Till Thursday evening, Democrat Presidential candidate Joe Biden was within striking distance of getting the required number of votes in the electoral college to become President although the Republicans led by President Donald Trump appeared set to move the US Supreme Court after alleging electoral discrepancies.

Both Biden and Democrat vice-presidential candidate Kamala Harris — who is partly of Indian origin — are known to be strong advocates of human rights and a new US Administration could therefore turn the heat on India on the Kashmir issue and the Citizenship Amendment Act (CAA).

On the other hand, a new Administration under Biden is also expected to be more lenient on the H1B visa issue which is expected to be good news for India and Indian techies seeking to work in the US. But it is widely believed that even a new Democrat Administration in the US will see the big picture in bilateral ties in the context of the changed global realities and consolidate it.

Also, it should be noted that Biden was US Vice-President for eight long years when the Barack Obama Administration strengthened ties with India, including under the current Narendra Modi Government from 2014-16.

It may be recalled that Prime Minister Modi had developed a close understanding and rapport with President Trump in the past four years which had culminated in the US President’s much-publicised visit to India in February this year and the Indo-US 2+2 Dialogue at the foreign and defence ministerial level just days ago in New Delhi when the Trump Administration had declared that it “stands with India” in the face of China’s aggressive military posture in the Ladakh sector.

But it may be noted that while strategic proximity increased in the past few years with the signing of three bilateral defence pacts, even the Trump Administration has been tough with India on economic issues.

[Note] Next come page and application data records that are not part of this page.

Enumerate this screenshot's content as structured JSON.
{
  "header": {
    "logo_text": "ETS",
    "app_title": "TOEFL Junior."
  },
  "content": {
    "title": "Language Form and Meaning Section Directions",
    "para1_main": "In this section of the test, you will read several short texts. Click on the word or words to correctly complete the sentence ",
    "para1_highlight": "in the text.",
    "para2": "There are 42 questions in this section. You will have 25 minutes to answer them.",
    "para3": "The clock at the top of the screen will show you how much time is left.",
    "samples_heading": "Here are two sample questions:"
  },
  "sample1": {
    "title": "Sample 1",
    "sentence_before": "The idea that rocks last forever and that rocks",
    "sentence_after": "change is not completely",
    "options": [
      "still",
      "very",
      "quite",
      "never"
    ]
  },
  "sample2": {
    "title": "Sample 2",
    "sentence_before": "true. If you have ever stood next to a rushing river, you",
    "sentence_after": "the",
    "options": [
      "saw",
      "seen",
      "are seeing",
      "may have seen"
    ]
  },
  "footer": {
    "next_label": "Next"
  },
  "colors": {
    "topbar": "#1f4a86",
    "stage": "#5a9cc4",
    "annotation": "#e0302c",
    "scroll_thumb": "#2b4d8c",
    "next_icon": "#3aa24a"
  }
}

But a new Administration in the US will almost certainly mean India has to re-calibrate its bilateral ties to some extent and develop a closer understanding of the changed political situation in Washington DC. It also remains to be seen whether a Biden Presidency goes soft on China which will almost certainly embolden Beijing and could have implications for India.

The posture taken by a Biden Administration on Pakistan, the issue of cross-border terrorism and the situation in strife-torn Afghanistan will also be keenly watched by India as it will have major implications for New Delhi.